---------- INPUT RECORDS

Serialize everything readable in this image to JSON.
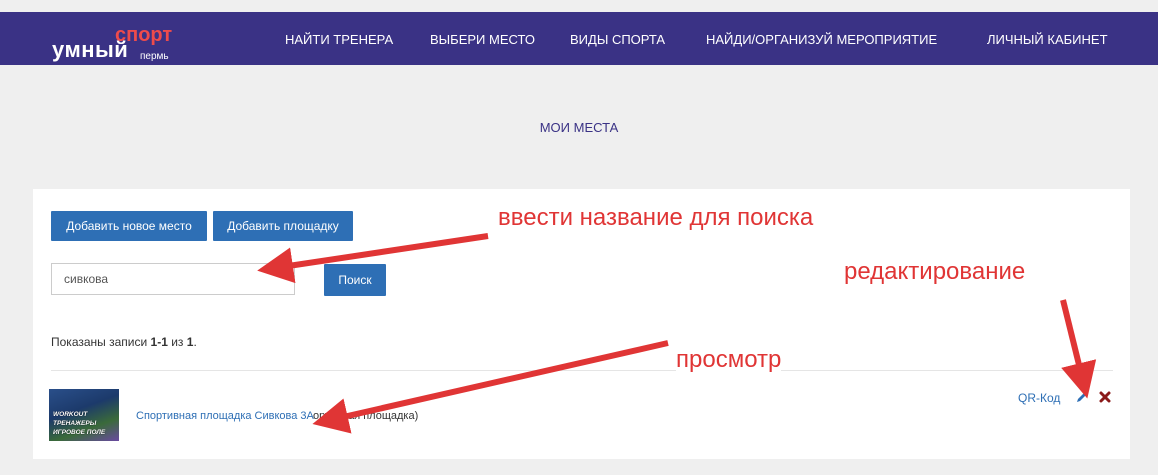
{
  "brand": {
    "word": "умный",
    "sport": "спорт",
    "city": "пермь"
  },
  "nav": {
    "items": [
      {
        "label": "НАЙТИ ТРЕНЕРА"
      },
      {
        "label": "ВЫБЕРИ МЕСТО"
      },
      {
        "label": "ВИДЫ СПОРТА"
      },
      {
        "label": "НАЙДИ/ОРГАНИЗУЙ МЕРОПРИЯТИЕ"
      },
      {
        "label": "ЛИЧНЫЙ КАБИНЕТ"
      }
    ]
  },
  "page": {
    "title": "МОИ МЕСТА"
  },
  "toolbar": {
    "add_place_label": "Добавить новое место",
    "add_ground_label": "Добавить площадку"
  },
  "search": {
    "value": "сивкова",
    "button_label": "Поиск"
  },
  "summary": {
    "prefix": "Показаны записи ",
    "range": "1-1",
    "middle": " из ",
    "total": "1",
    "suffix": "."
  },
  "items": [
    {
      "thumb_lines": [
        "WORKOUT",
        "ТРЕНАЖЕРЫ",
        "ИГРОВОЕ ПОЛЕ"
      ],
      "name": "Спортивная площадка Сивкова 3А",
      "type_fragment": "ортивная площадка)",
      "qr_label": "QR-Код",
      "edit_icon": "pencil-icon",
      "delete_icon": "close-x-icon"
    }
  ],
  "annotations": {
    "search_hint": "ввести  название для поиска",
    "edit_hint": "редактирование",
    "view_hint": "просмотр",
    "color": "#e03535"
  },
  "colors": {
    "navbar": "#3a3285",
    "accent": "#2e6fb5",
    "logo_red": "#ee4b4b",
    "background": "#efefef"
  }
}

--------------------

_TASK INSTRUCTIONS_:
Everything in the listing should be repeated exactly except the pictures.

_SOLUTION TO THE EXERCISE_:
Serialize everything readable in this image to JSON.
{
  "brand": {
    "word": "умный",
    "sport": "спорт",
    "city": "пермь"
  },
  "nav": {
    "items": [
      {
        "label": "НАЙТИ ТРЕНЕРА"
      },
      {
        "label": "ВЫБЕРИ МЕСТО"
      },
      {
        "label": "ВИДЫ СПОРТА"
      },
      {
        "label": "НАЙДИ/ОРГАНИЗУЙ МЕРОПРИЯТИЕ"
      },
      {
        "label": "ЛИЧНЫЙ КАБИНЕТ"
      }
    ]
  },
  "page": {
    "title": "МОИ МЕСТА"
  },
  "toolbar": {
    "add_place_label": "Добавить новое место",
    "add_ground_label": "Добавить площадку"
  },
  "search": {
    "value": "сивкова",
    "button_label": "Поиск"
  },
  "summary": {
    "prefix": "Показаны записи ",
    "range": "1-1",
    "middle": " из ",
    "total": "1",
    "suffix": "."
  },
  "items": [
    {
      "thumb_lines": [
        "WORKOUT",
        "ТРЕНАЖЕРЫ",
        "ИГРОВОЕ ПОЛЕ"
      ],
      "name": "Спортивная площадка Сивкова 3А",
      "type_fragment": "ортивная площадка)",
      "qr_label": "QR-Код",
      "edit_icon": "pencil-icon",
      "delete_icon": "close-x-icon"
    }
  ],
  "annotations": {
    "search_hint": "ввести  название для поиска",
    "edit_hint": "редактирование",
    "view_hint": "просмотр",
    "color": "#e03535"
  },
  "colors": {
    "navbar": "#3a3285",
    "accent": "#2e6fb5",
    "logo_red": "#ee4b4b",
    "background": "#efefef"
  }
}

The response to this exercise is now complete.